  • Weekly Search Alerts - We search for you!
  • & Many More Features!
Subscribe for a 6 Month Membership only for $99.95
Best Value! Save -45%
Your Membership Includes:
  • Unlimited Page Views
  • Access to Over 155+ million Newspaper Pages
  • Ability to View, Save, and Print
  • Articles featuring over 100 million people
  • Full Access To All Content including 10 Foreign Countries
  • Weekly Search Alerts - We search for you!
  • & Many More Features!

What our Customers Say:

"It is amazing how easy and exciting it is to access all of this information! I found hundreds of articles about my relatives from Germany! Well worth the subscription!" - Michael S.

"I love this site. It's interesting to read articles about different family members. I've found articles as well as an obituary about an uncle who passed away before I was born, and another about a great aunt. It's great for helping with genealogy." - Patricia T.

"A great research tool. Allows me to view events and gives me incredible insight into the stories of the past." - Charles S.

Search Billions of Newspaper Articles 155 Million+ Pages and More Added Weekly!

Uncover 400+ Years
of Newspaper Archives
(1607 to today!)

Browse by Date

Research Newspaper Articles from 19 Countries
& all 50 U.S. States

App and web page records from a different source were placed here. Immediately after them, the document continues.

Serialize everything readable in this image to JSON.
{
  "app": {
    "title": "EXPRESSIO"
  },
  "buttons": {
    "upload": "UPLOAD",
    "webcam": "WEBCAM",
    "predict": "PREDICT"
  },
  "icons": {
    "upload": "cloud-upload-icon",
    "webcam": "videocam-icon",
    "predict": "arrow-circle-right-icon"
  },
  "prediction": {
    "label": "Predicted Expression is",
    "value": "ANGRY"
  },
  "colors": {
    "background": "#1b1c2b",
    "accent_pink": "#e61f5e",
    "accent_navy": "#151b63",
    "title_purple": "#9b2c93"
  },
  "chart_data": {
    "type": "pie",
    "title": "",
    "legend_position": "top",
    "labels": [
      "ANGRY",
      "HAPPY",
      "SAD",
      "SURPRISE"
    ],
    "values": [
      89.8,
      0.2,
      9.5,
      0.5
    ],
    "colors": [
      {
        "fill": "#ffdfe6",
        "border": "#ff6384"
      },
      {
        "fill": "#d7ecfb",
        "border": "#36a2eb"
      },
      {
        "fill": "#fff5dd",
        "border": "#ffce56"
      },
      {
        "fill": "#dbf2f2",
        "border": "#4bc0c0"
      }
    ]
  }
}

Browse by Location

Explore 6,200+ Current &
Historical Newspaper Titles
and Counting!

Browse by Publication